It is clear, however, that Erdogan does not have the American system in mind, having once quipped that President Barack Obama cannot sell a helicopter without getting the approval of Congress. Davutoglu had been noticeably cool to this idea of presidentialism on the account that abolishing the prime ministry might mean the end of his political career. There are no guarantees that Erdogan would invite him back to lead the Ministry of Foreign Affairs. In addition, Davutoglu-the-academic surely knows that democracies tend to break down more often in presidential than in parliamentary systems. Not that Turkey is or ever was a democracy. Nevertheless, after enormous pressure from Erdogan, Davutoglu has fallen into line, publicly endorsing the shift to presidentialism.

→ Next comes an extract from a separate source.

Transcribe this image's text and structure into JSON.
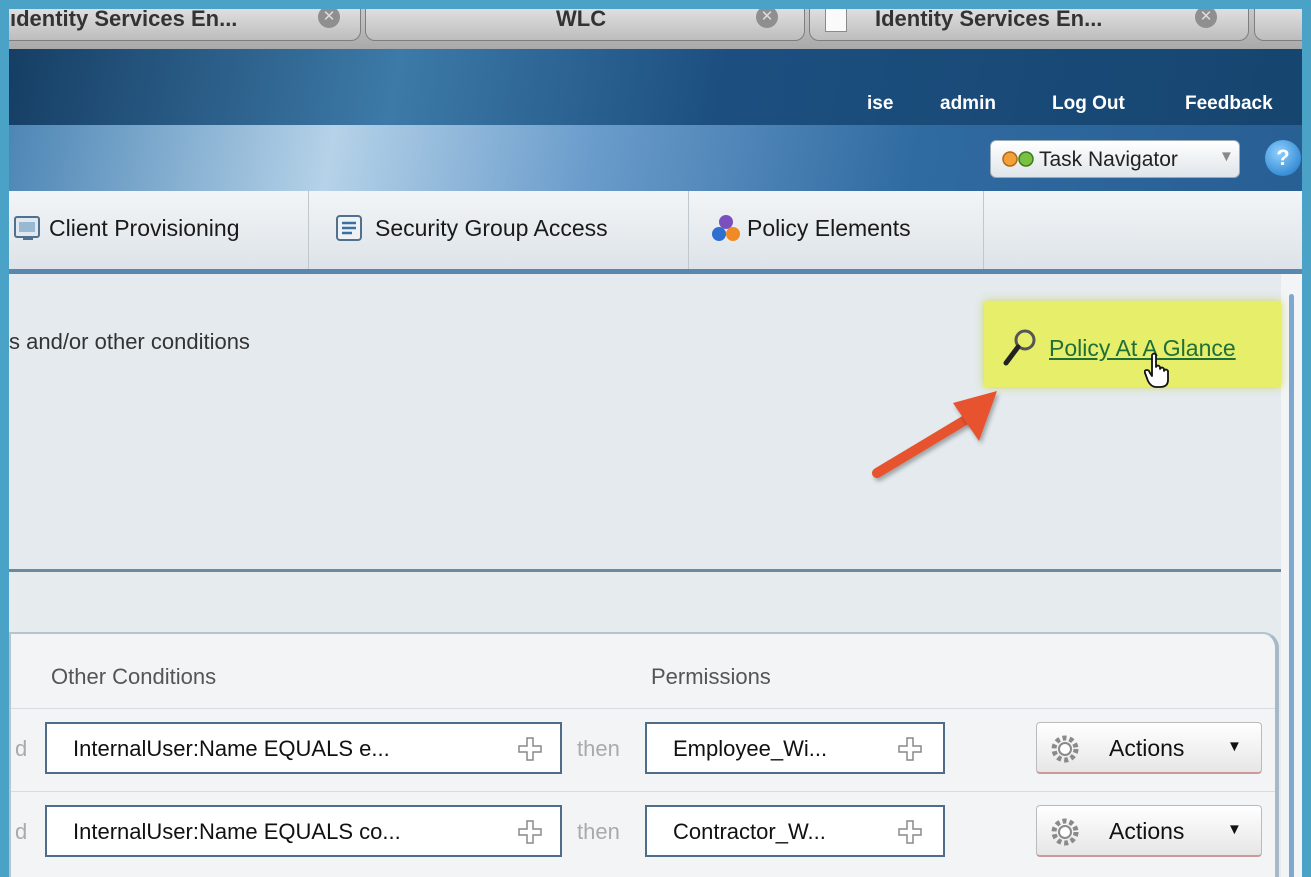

It seems to have dawned on some among the AKP elite that for all of his political talents and his achievements, Erdogan is becoming a problem. That what is good for the Buyuk Usta—or “Great Master” as the fawning press refers to the President—may not be good for Turkey or their own interests after all. Bullying the country’s central bankers, locking up journalists, undermining checks and balances (never that strong to begin with), and destroying relationships with important countries may have political benefits at home, but it is not cost free. As Arinc is reported to have remarked, “half the country hates us.” Leaders cannot get great things done when their society is polarized, and in Turkey Erdogan is the primary reason why Turks are so divided. People like Arinc and Davutoglu are also apparently coming to the realization that while they and the AKP more broadly have enabled Erdogan, he and his style of governance is not necessarily good for their own careers.
The effort to cut the President down to size has failed miserably. Erdogan has defeated every effort to get around him, revealing Davutoglu’s ambitions to be far greater than his political skills. And while it is unclear that AKP can win the 367-seat majority necessary to avoid a referendum on a new constitution, never count Erdogan out. There is no one in Turkey who is as charismatic as Erdogan; he has a broad network of supporters in virtually every corner of Anatolia and unrivaled sources of patronage. Expect him to use all three attributes to his advantage in the next eight weeks. He is also paranoid and desperate—two positive traits in politicians. Short of digging Ataturk up from the dead, no one can touch Erdogan. That’s why, whether he likes it or not, Davutoglu may soon be out of a job.